Supplied material ::
<<<<

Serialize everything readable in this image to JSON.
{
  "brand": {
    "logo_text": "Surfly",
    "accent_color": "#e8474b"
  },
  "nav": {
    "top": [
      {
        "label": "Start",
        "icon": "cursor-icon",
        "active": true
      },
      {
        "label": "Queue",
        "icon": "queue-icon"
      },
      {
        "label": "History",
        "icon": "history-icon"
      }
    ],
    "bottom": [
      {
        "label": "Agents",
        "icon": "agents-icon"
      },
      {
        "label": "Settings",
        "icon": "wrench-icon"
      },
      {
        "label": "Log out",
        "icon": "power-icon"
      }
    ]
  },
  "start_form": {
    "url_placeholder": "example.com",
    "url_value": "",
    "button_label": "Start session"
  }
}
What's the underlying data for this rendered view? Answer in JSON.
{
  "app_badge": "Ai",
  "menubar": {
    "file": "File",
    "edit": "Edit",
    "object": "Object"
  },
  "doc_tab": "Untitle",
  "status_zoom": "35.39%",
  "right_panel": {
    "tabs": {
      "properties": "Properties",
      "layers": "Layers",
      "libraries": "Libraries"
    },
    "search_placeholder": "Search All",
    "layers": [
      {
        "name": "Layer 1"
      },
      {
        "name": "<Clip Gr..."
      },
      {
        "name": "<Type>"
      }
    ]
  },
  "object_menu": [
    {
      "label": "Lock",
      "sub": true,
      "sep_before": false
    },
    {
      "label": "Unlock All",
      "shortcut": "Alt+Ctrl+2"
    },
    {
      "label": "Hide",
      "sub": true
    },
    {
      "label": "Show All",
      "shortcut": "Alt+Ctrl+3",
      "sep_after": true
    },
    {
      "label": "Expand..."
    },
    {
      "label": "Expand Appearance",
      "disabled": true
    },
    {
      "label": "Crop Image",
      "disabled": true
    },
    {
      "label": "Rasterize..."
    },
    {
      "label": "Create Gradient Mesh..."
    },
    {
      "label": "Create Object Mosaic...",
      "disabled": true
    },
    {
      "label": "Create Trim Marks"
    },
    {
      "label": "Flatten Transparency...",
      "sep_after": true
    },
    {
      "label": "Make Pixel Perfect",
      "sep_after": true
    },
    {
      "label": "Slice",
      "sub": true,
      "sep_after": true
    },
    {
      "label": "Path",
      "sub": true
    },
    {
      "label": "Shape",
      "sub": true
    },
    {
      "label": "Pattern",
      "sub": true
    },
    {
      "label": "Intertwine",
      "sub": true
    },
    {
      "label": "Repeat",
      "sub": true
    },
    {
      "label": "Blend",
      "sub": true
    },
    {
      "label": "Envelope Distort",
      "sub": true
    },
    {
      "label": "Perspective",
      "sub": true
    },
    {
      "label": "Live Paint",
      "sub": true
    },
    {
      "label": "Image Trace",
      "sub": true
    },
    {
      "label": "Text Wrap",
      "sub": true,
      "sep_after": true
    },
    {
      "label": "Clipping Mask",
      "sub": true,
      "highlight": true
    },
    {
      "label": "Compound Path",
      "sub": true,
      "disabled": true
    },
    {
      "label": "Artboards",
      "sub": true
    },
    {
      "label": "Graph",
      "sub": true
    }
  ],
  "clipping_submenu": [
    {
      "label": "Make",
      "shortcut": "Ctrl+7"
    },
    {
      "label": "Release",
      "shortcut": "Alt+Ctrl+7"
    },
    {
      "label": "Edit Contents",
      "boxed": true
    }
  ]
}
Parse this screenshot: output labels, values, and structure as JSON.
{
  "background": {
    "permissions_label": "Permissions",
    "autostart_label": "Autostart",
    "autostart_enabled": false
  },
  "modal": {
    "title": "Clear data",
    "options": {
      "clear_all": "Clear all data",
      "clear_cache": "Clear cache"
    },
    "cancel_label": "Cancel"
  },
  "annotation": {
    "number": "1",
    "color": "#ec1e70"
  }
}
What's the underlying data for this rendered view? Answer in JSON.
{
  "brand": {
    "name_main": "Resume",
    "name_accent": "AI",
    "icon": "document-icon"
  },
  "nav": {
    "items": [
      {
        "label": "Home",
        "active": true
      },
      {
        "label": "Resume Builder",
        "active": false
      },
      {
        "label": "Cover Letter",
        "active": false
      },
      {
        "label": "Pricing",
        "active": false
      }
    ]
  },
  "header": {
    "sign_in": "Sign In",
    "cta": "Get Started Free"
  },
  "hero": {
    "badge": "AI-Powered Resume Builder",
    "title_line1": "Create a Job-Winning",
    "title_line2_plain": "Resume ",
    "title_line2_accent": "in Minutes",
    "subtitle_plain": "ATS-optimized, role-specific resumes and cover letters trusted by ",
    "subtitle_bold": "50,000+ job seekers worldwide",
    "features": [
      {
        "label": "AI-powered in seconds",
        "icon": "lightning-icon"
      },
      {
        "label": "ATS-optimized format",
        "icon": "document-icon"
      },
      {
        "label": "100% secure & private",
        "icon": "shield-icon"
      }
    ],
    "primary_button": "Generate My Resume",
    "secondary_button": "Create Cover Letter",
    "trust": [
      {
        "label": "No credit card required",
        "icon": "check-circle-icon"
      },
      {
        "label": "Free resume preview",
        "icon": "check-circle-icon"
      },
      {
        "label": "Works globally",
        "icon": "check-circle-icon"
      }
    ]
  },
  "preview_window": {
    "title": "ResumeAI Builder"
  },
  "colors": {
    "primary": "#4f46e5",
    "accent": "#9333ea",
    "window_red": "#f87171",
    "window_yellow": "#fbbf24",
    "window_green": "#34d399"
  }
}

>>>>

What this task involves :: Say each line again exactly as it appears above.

Task response ::
Serialize everything readable in this image to JSON.
{
  "brand": {
    "logo_text": "Surfly",
    "accent_color": "#e8474b"
  },
  "nav": {
    "top": [
      {
        "label": "Start",
        "icon": "cursor-icon",
        "active": true
      },
      {
        "label": "Queue",
        "icon": "queue-icon"
      },
      {
        "label": "History",
        "icon": "history-icon"
      }
    ],
    "bottom": [
      {
        "label": "Agents",
        "icon": "agents-icon"
      },
      {
        "label": "Settings",
        "icon": "wrench-icon"
      },
      {
        "label": "Log out",
        "icon": "power-icon"
      }
    ]
  },
  "start_form": {
    "url_placeholder": "example.com",
    "url_value": "",
    "button_label": "Start session"
  }
}
What's the underlying data for this rendered view? Answer in JSON.
{
  "app_badge": "Ai",
  "menubar": {
    "file": "File",
    "edit": "Edit",
    "object": "Object"
  },
  "doc_tab": "Untitle",
  "status_zoom": "35.39%",
  "right_panel": {
    "tabs": {
      "properties": "Properties",
      "layers": "Layers",
      "libraries": "Libraries"
    },
    "search_placeholder": "Search All",
    "layers": [
      {
        "name": "Layer 1"
      },
      {
        "name": "<Clip Gr..."
      },
      {
        "name": "<Type>"
      }
    ]
  },
  "object_menu": [
    {
      "label": "Lock",
      "sub": true,
      "sep_before": false
    },
    {
      "label": "Unlock All",
      "shortcut": "Alt+Ctrl+2"
    },
    {
      "label": "Hide",
      "sub": true
    },
    {
      "label": "Show All",
      "shortcut": "Alt+Ctrl+3",
      "sep_after": true
    },
    {
      "label": "Expand..."
    },
    {
      "label": "Expand Appearance",
      "disabled": true
    },
    {
      "label": "Crop Image",
      "disabled": true
    },
    {
      "label": "Rasterize..."
    },
    {
      "label": "Create Gradient Mesh..."
    },
    {
      "label": "Create Object Mosaic...",
      "disabled": true
    },
    {
      "label": "Create Trim Marks"
    },
    {
      "label": "Flatten Transparency...",
      "sep_after": true
    },
    {
      "label": "Make Pixel Perfect",
      "sep_after": true
    },
    {
      "label": "Slice",
      "sub": true,
      "sep_after": true
    },
    {
      "label": "Path",
      "sub": true
    },
    {
      "label": "Shape",
      "sub": true
    },
    {
      "label": "Pattern",
      "sub": true
    },
    {
      "label": "Intertwine",
      "sub": true
    },
    {
      "label": "Repeat",
      "sub": true
    },
    {
      "label": "Blend",
      "sub": true
    },
    {
      "label": "Envelope Distort",
      "sub": true
    },
    {
      "label": "Perspective",
      "sub": true
    },
    {
      "label": "Live Paint",
      "sub": true
    },
    {
      "label": "Image Trace",
      "sub": true
    },
    {
      "label": "Text Wrap",
      "sub": true,
      "sep_after": true
    },
    {
      "label": "Clipping Mask",
      "sub": true,
      "highlight": true
    },
    {
      "label": "Compound Path",
      "sub": true,
      "disabled": true
    },
    {
      "label": "Artboards",
      "sub": true
    },
    {
      "label": "Graph",
      "sub": true
    }
  ],
  "clipping_submenu": [
    {
      "label": "Make",
      "shortcut": "Ctrl+7"
    },
    {
      "label": "Release",
      "shortcut": "Alt+Ctrl+7"
    },
    {
      "label": "Edit Contents",
      "boxed": true
    }
  ]
}
Parse this screenshot: output labels, values, and structure as JSON.
{
  "background": {
    "permissions_label": "Permissions",
    "autostart_label": "Autostart",
    "autostart_enabled": false
  },
  "modal": {
    "title": "Clear data",
    "options": {
      "clear_all": "Clear all data",
      "clear_cache": "Clear cache"
    },
    "cancel_label": "Cancel"
  },
  "annotation": {
    "number": "1",
    "color": "#ec1e70"
  }
}
What's the underlying data for this rendered view? Answer in JSON.
{
  "brand": {
    "name_main": "Resume",
    "name_accent": "AI",
    "icon": "document-icon"
  },
  "nav": {
    "items": [
      {
        "label": "Home",
        "active": true
      },
      {
        "label": "Resume Builder",
        "active": false
      },
      {
        "label": "Cover Letter",
        "active": false
      },
      {
        "label": "Pricing",
        "active": false
      }
    ]
  },
  "header": {
    "sign_in": "Sign In",
    "cta": "Get Started Free"
  },
  "hero": {
    "badge": "AI-Powered Resume Builder",
    "title_line1": "Create a Job-Winning",
    "title_line2_plain": "Resume ",
    "title_line2_accent": "in Minutes",
    "subtitle_plain": "ATS-optimized, role-specific resumes and cover letters trusted by ",
    "subtitle_bold": "50,000+ job seekers worldwide",
    "features": [
      {
        "label": "AI-powered in seconds",
        "icon": "lightning-icon"
      },
      {
        "label": "ATS-optimized format",
        "icon": "document-icon"
      },
      {
        "label": "100% secure & private",
        "icon": "shield-icon"
      }
    ],
    "primary_button": "Generate My Resume",
    "secondary_button": "Create Cover Letter",
    "trust": [
      {
        "label": "No credit card required",
        "icon": "check-circle-icon"
      },
      {
        "label": "Free resume preview",
        "icon": "check-circle-icon"
      },
      {
        "label": "Works globally",
        "icon": "check-circle-icon"
      }
    ]
  },
  "preview_window": {
    "title": "ResumeAI Builder"
  },
  "colors": {
    "primary": "#4f46e5",
    "accent": "#9333ea",
    "window_red": "#f87171",
    "window_yellow": "#fbbf24",
    "window_green": "#34d399"
  }
}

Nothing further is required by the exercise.